Mobile technology has the greatest chance of delivering financial services to Africa’s estimated 325 million low-income, un-banked people. Examples of African financial innovations abound and the results are being felt across the continent, where mobile phone penetration continues to skyrocket. Dianna Games writes about the success stories and the need for investors to think from the ground up.
He would have been a hardcore banker had he not branched out to microfinance. And that was because “it is a business with a social mission offering double bottom line satisfaction to all stakeholders”. Udaia Kumar, MD Share Microfin Limited Interviewed by Pranab Ghosh, Hindustan Times.
2010 Legatum Africa Awards to Recognise and Reward Africa's Entrepreneurial Business Leaders. Awards Ceremony to be Hosted in Accra, Ghana
A fresher, integrated approach to workplace learning can have a positive role in India's ability to turn its unique demographics into a dividend writes Angie Taras
Grameen Phone and its Village Phone Initiative is akin to a public pay phone microenterprise run by a rural woman. A Grameen Bank borrower uses their loan to become a Grameen Phone microfranchisee. The new business owner gains access to the branding, training, and partners of Grameen Phone. To date there are over 200,000 Village Phone operators in rural areas bringing increased access to regional markets, knowledge, and services to the rural poor.

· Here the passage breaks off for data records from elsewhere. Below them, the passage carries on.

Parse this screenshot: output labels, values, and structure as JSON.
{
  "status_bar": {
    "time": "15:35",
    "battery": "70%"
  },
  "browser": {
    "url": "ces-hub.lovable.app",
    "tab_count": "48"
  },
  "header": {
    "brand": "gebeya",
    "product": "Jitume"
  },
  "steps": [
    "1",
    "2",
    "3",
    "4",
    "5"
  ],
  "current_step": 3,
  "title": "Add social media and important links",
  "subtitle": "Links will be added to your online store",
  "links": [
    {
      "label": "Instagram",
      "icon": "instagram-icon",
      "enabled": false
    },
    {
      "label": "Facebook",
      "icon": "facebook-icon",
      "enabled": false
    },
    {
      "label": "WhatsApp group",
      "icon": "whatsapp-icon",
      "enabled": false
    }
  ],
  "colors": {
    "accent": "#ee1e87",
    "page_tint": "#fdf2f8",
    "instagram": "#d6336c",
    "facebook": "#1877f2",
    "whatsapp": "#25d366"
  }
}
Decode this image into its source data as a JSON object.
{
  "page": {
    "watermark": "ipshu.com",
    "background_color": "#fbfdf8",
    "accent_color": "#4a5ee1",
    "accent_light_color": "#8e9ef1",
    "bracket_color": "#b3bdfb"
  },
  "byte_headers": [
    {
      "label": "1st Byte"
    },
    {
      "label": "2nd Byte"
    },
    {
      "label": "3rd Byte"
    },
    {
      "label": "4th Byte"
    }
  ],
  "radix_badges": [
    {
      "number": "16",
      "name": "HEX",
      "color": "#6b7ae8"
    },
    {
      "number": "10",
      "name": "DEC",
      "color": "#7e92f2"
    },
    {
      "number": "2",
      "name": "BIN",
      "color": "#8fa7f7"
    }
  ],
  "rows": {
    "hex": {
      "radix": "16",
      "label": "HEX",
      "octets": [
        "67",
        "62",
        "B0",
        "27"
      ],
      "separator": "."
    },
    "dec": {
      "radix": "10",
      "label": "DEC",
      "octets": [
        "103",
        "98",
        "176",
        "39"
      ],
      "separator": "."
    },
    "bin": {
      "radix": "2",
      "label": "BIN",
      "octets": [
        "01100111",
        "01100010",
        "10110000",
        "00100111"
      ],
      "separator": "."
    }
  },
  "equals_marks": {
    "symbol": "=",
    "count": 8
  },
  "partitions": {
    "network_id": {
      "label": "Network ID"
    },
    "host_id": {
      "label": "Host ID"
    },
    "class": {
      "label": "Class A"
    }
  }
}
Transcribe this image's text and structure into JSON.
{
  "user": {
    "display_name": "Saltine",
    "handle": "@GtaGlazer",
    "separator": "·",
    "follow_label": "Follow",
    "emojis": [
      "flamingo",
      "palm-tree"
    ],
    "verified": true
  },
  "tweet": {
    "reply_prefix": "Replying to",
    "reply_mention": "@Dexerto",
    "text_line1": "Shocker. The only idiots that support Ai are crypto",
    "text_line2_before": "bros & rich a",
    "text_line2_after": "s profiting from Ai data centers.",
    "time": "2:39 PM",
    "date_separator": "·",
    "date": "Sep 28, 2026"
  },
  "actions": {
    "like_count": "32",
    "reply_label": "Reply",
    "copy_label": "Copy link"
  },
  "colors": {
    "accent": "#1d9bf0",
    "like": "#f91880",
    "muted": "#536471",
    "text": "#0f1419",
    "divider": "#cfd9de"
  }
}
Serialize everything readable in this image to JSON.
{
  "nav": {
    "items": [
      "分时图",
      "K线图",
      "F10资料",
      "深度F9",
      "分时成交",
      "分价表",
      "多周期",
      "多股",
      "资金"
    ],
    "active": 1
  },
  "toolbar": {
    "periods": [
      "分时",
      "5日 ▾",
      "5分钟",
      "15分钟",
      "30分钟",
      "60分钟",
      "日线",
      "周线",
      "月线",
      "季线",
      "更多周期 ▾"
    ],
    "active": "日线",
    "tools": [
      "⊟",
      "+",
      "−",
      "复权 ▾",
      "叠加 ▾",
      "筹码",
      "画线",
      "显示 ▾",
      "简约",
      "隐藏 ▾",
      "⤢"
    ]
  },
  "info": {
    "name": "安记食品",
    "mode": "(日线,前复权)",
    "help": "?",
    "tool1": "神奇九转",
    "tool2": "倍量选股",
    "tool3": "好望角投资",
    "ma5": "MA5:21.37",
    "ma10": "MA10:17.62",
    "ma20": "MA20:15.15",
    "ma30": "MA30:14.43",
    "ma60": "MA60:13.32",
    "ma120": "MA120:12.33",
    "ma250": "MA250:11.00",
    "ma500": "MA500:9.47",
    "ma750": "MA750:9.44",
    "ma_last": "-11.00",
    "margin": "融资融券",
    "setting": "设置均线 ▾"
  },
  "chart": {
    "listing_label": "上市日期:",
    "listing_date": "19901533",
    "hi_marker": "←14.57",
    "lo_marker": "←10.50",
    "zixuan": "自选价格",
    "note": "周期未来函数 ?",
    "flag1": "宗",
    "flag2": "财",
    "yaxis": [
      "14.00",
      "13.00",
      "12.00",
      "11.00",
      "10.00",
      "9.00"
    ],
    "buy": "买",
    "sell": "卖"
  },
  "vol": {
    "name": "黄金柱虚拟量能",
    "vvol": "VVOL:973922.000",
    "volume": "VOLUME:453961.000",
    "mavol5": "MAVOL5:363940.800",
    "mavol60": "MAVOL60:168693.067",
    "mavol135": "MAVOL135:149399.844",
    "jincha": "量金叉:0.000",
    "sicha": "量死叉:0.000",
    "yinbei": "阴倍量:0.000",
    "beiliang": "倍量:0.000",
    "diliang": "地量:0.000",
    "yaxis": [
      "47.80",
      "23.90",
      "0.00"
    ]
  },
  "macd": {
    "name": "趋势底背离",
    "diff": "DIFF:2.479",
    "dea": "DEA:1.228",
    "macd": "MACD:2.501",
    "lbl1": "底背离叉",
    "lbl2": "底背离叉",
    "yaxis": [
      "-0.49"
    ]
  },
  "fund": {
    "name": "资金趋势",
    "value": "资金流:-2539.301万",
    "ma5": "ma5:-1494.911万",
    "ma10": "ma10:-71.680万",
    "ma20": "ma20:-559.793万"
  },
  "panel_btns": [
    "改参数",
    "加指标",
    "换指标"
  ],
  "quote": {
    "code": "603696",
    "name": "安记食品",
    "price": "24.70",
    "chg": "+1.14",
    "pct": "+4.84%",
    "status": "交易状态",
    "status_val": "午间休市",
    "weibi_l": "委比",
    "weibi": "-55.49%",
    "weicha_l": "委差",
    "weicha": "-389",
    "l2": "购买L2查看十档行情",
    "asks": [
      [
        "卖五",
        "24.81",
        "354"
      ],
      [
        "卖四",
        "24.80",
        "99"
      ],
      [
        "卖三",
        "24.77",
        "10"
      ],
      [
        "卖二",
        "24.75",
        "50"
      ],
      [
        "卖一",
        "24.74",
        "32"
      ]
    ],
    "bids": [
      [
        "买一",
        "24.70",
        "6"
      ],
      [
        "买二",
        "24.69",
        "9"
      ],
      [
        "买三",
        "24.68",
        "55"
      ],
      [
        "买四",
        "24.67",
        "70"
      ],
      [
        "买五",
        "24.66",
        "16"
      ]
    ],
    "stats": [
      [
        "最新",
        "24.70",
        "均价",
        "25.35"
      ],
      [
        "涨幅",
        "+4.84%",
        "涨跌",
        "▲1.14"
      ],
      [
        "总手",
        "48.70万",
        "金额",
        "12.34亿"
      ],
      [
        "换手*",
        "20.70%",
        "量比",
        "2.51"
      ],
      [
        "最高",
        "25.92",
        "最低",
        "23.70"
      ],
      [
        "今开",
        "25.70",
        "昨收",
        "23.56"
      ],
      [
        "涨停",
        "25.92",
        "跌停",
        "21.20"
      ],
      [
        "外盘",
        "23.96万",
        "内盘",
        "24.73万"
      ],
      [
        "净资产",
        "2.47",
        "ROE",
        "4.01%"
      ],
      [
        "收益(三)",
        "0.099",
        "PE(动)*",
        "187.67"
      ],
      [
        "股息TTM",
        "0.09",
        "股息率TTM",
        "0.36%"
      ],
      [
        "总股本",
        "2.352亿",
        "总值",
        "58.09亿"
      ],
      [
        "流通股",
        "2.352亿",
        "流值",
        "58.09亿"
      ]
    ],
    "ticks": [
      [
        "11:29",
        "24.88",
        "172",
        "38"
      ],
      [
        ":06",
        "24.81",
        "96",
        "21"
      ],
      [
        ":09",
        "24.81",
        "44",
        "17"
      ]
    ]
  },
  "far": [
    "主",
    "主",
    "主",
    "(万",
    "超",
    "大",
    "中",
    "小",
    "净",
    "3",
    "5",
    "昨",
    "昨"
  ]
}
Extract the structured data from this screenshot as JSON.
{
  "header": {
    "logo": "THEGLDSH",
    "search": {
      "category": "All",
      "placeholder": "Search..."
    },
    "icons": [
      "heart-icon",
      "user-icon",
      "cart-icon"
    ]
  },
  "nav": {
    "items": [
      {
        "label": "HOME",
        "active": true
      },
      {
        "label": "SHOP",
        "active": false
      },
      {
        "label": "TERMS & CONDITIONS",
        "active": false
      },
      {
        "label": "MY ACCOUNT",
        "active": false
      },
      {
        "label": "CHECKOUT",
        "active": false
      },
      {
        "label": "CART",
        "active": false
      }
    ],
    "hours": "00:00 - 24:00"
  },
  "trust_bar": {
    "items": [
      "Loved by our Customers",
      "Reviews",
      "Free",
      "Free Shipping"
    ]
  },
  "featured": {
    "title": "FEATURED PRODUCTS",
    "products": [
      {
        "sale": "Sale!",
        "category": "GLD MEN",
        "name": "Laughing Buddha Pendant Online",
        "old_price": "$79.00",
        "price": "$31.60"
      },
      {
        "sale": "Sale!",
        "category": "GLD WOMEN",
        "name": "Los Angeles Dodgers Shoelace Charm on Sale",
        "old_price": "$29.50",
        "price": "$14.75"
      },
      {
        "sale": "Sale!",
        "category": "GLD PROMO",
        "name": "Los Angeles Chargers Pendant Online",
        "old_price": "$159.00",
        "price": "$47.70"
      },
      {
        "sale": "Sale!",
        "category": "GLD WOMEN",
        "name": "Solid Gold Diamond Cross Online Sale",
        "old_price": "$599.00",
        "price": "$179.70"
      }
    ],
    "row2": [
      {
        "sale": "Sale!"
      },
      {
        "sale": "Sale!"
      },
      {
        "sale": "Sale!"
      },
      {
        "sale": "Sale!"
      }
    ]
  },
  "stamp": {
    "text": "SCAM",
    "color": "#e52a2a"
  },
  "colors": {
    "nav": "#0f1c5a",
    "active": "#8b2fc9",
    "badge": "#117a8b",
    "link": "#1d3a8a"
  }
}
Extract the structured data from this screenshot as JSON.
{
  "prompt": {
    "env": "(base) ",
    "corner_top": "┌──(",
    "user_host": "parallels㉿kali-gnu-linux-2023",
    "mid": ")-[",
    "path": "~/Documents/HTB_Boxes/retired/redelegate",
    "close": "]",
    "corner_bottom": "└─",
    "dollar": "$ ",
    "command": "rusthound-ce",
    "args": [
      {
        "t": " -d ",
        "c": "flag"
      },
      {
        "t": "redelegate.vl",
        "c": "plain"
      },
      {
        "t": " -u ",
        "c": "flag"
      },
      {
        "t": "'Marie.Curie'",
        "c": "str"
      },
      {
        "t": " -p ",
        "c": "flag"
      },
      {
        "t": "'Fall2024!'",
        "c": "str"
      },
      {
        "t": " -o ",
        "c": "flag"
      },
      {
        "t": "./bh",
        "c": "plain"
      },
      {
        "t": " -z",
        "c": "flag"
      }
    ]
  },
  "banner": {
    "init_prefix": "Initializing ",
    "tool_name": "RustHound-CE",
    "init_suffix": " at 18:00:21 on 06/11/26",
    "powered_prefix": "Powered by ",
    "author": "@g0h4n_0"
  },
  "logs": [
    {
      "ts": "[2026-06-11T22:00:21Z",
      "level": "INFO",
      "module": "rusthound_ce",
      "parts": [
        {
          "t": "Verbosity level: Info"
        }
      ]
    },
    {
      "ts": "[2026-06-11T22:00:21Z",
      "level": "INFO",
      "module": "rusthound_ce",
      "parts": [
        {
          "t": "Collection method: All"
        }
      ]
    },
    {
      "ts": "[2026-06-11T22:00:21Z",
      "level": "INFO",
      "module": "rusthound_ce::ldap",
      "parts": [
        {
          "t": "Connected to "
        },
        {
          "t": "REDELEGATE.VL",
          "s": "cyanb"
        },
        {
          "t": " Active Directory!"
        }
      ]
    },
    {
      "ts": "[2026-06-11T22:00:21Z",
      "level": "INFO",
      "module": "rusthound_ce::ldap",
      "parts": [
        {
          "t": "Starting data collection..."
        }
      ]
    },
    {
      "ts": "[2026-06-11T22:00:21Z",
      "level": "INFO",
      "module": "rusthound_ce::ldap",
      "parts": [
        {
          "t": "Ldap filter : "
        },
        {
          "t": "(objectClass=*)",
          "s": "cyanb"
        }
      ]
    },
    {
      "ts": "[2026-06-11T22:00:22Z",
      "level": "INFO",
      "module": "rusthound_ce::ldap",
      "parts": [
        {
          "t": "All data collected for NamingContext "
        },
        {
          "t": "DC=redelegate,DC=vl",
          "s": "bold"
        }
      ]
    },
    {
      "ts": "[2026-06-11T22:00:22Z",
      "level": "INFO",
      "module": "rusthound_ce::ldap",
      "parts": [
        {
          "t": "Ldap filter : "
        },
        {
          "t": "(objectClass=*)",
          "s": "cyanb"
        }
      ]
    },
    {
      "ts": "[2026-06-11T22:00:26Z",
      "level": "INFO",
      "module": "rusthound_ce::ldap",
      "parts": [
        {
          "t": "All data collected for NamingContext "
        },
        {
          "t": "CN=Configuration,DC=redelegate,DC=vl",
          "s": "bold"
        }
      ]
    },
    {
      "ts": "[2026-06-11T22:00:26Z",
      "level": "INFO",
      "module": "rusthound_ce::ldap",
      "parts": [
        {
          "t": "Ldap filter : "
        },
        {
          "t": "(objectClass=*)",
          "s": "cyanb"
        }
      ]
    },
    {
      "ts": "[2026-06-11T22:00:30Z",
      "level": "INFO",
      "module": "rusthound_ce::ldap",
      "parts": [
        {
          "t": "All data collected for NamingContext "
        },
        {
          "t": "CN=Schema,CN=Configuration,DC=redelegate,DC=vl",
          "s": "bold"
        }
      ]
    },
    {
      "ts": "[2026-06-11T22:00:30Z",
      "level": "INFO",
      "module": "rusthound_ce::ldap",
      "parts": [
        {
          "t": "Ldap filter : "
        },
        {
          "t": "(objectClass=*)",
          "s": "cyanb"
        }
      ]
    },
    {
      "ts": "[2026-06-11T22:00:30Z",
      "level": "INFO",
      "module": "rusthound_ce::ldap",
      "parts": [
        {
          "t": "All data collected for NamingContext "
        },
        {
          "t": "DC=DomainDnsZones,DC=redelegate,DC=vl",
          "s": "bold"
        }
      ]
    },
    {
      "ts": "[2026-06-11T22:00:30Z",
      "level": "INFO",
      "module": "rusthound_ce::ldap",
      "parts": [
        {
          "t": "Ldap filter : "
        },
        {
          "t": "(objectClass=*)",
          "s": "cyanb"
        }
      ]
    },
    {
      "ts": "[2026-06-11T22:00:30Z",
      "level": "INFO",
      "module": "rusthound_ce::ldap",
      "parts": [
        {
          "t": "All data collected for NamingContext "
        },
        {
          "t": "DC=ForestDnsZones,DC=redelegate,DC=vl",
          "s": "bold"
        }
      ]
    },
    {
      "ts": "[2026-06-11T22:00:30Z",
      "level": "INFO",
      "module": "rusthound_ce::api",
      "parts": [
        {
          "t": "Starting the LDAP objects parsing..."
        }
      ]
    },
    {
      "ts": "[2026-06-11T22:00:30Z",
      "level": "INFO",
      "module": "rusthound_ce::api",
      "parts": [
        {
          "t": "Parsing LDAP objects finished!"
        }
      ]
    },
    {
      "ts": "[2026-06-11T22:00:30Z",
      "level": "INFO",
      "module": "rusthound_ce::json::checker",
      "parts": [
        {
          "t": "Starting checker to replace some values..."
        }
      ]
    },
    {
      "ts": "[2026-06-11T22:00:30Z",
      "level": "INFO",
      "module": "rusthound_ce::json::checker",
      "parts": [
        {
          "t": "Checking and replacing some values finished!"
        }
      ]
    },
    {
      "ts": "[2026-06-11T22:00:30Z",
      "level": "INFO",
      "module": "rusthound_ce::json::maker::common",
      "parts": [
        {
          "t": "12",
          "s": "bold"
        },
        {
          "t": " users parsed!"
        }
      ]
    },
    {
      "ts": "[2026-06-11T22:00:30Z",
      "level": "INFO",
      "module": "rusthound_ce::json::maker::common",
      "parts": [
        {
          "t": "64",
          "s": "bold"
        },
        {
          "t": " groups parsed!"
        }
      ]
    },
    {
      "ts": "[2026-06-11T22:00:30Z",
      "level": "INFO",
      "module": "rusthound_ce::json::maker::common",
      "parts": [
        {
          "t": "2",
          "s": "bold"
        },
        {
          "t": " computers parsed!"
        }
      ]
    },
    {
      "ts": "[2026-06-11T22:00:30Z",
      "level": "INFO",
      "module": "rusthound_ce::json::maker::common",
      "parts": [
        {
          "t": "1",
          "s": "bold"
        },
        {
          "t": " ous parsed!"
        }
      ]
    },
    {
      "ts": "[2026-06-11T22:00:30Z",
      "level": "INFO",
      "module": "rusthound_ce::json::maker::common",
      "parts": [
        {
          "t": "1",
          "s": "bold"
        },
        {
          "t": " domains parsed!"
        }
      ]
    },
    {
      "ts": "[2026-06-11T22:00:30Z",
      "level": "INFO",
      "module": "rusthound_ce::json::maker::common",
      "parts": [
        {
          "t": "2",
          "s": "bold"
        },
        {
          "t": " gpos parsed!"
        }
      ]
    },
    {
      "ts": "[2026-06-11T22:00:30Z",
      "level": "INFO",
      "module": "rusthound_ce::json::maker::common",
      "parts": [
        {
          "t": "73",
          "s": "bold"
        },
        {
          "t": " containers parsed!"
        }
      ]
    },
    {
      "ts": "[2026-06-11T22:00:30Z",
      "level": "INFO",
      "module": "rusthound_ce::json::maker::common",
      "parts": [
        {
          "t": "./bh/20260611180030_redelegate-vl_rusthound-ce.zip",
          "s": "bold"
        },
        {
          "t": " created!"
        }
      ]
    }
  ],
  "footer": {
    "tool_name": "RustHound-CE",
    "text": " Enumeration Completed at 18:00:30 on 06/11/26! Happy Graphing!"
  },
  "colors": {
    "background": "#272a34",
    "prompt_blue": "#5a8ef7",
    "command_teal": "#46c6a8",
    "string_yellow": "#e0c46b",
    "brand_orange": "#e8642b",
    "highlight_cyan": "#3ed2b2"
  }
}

Forty percent of the world's population lives on less than $2 per day, according to the World Bank. Yet even in the midst of the current economic meltdown, there is reason for new optimism in the fight to reduce global poverty. The optimism starts with the evolution of microfinance, which has proved not only that the poor are credit-worthy, but that banking institutions serving the poor are investment-worthy. In addition, microfinance is tapping into a technological revolution that enables areas with deficient land phone service to leapfrog ahead to cellphones and broadband. And, as this takes place, both philanthropy and capital markets are paying careful attention.
The National Employment Fund wants to improve the performance of microfinance institutions in Cameroon, considering the role the sector plays in the country's economy. A workshopo was organised to that effect yesterday in Yaounde to build the capacity of workers and render the sector more productive.
“IF WE stop thinking of the poor as victims or as a burden and start recognising them as resilient and creative entrepreneurs and value-conscious consumers, a whole new world of opportunity will open up.” That “simple proposition” begins a controversial new management book that seems destined to be read not just in boardrooms but also in government offices. “The Fortune at the Bottom of the Pyramid. Eradicating Poverty Through Profits” (Wharton School Publishing), is essentially a rallying cry for big business to put serving the world's 5 billion or so poorest people at the heart of their profit-making strategies.
Informal employment is at record levels worldwide with severe consequences for poverty in poor countries, according to “Is Informal Normal?”, a new report by the OECD Development Centre.
The Federal Government is fine-tuning a multi sectoral arrangemments to create one million jobs capable of generating several thousands more employment opportunities this fiscal year, Youth Development Minister, Senator Akinlabi Olasunkanmi, has disclosed.
Welcome to this blog about Microfinance, Innovations and Sustainable Development